There’s been a lot of talk recently of canned laughter. Surely no-one denies that canned laughter exists – the wonderfully spooky phrase “the laughter of the dead” refers specifically to laughter captured so long ago that the audience is no longer even with us – but clearly the idea of laughs on cue is taboo in modern comedy. Mention the phrase on Twitter, for example, and you’re as likely as not to find the size twelves of the local comedy constabulary on your neck, requesting that you re-think the phrase and maybe buy a DVD in penance. We here at MostlyFilm, however, are not subject to the laws of Tweet-land and can more freely question the idea that every laugh at every joke on the soundtrack to every comedy was recorded right at the moment the punchline dropped.
After the jump, Sarah Slade shares her memories of being in an audience for a comedy show that didn’t quite get the laughing part of their job right. It’s certainly enough to pose the reasonable question – if not canned, then what? Ethically sourced and packaged in a protective atmosphere for later use?
Does anybody here remember laughter?
There was a time when, just before they started cracking wise on the more superior class of sitcom, a perky little voice, sometimes one of the leads, sometimes a presenternator type, would announce that Cheers/Friends is filmed in front of a live audience. The implication was clear: this is no assembly-line, comedy-by-numbers affair, with gags so feeble, they wither and die on the actors’ lips, forcing producers to insert a laugh track, or ‘canned laughter’, at key points in the script. These jokes are real, living, organic, thrown into a room of real people and…hear them laugh! And whoop, and scream, and come over all unnecessary while the chief gag-teller/megastar cameo pauses and mugs in faux modesty at all the fuss they’ve caused.
The lot of a live audience member is a difficult one. You can’t really complain, because it’s a free night out, and the chance to watch a megastar or even an up and coming star at work doesn’t come around that often. If it’s a popular show, then you will have battled for months with super fans and insiders to get your hands on a ticket, so a good time is almost mandatory. You cheerfully endure being herded down corridors,and into hoarding pens, while young women in black frown at you over their clipboards, pointing out forbidden zones, and exhorting you to ignore the cameras and HAVE FUN.

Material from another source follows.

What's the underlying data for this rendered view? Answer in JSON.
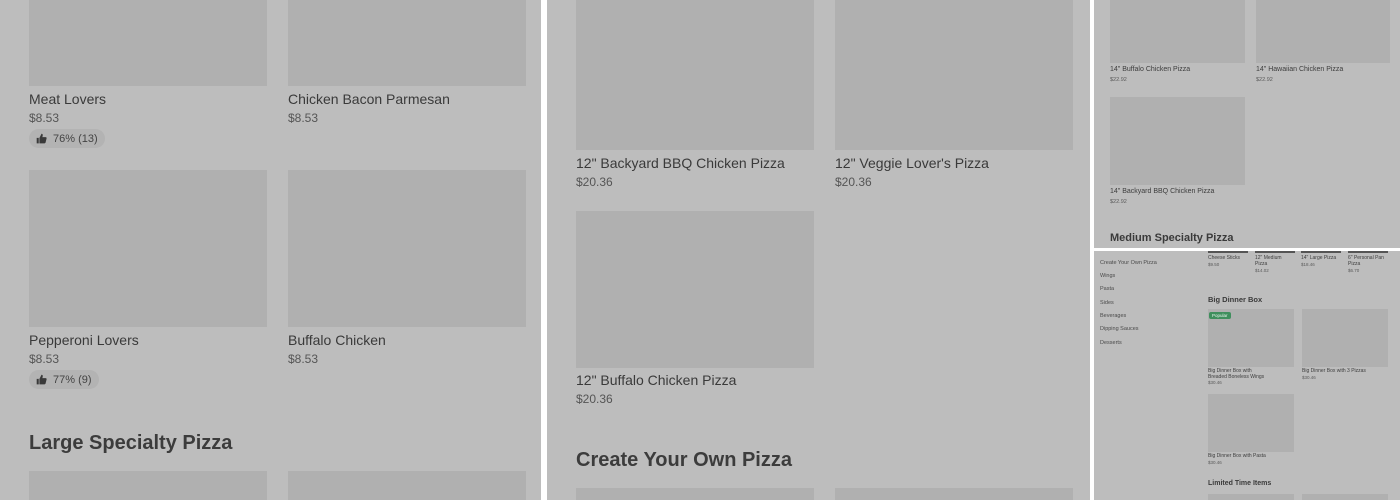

The warm-up comedian talks you through the rules, and asks the audience to laugh uproariously a couple of times “for levels”. If the laughter isn’t uproarious enough. The producers ask you to laugh again. And again. Come transmission time, you can guarantee that some of those tests will reappear when you least expect them.
Finally the show starts, and it’s all motoring along until the first fluffed line. We giggle, we shrug, and the scene starts again. This time it’s a missed cue, or worse, the audience missed the gag. At one recording of the Armando Iannucci vehicle, Friday Night Armistice, we had several goes at a piece on the late Mo Mowlam’s effectiveness as a negotiator in the notoriously tricky Good Friday agreement, but nobody could work up enough scorn to laugh at the setup, let alone the gag, and it was quietly dropped before transmission. Actually the Armistice ended up feeling more like a detention, as we were kept back after recording the main show to re-record the bits that the producers felt that we didn’t sufficiently appreciate, and I remember dashing for the last tube out of White City, convinced that we were being pursued by an angry woman with a clipboard, telling us to come back and laugh at David Schneider properly.
No wonder Armando Iannucci reverted to the faux fly-on-the-wall format for The Thick Of It, live audiences are ungrateful buggers.
Do you have an experiences like this? Or the other way round? Please share them in the comments!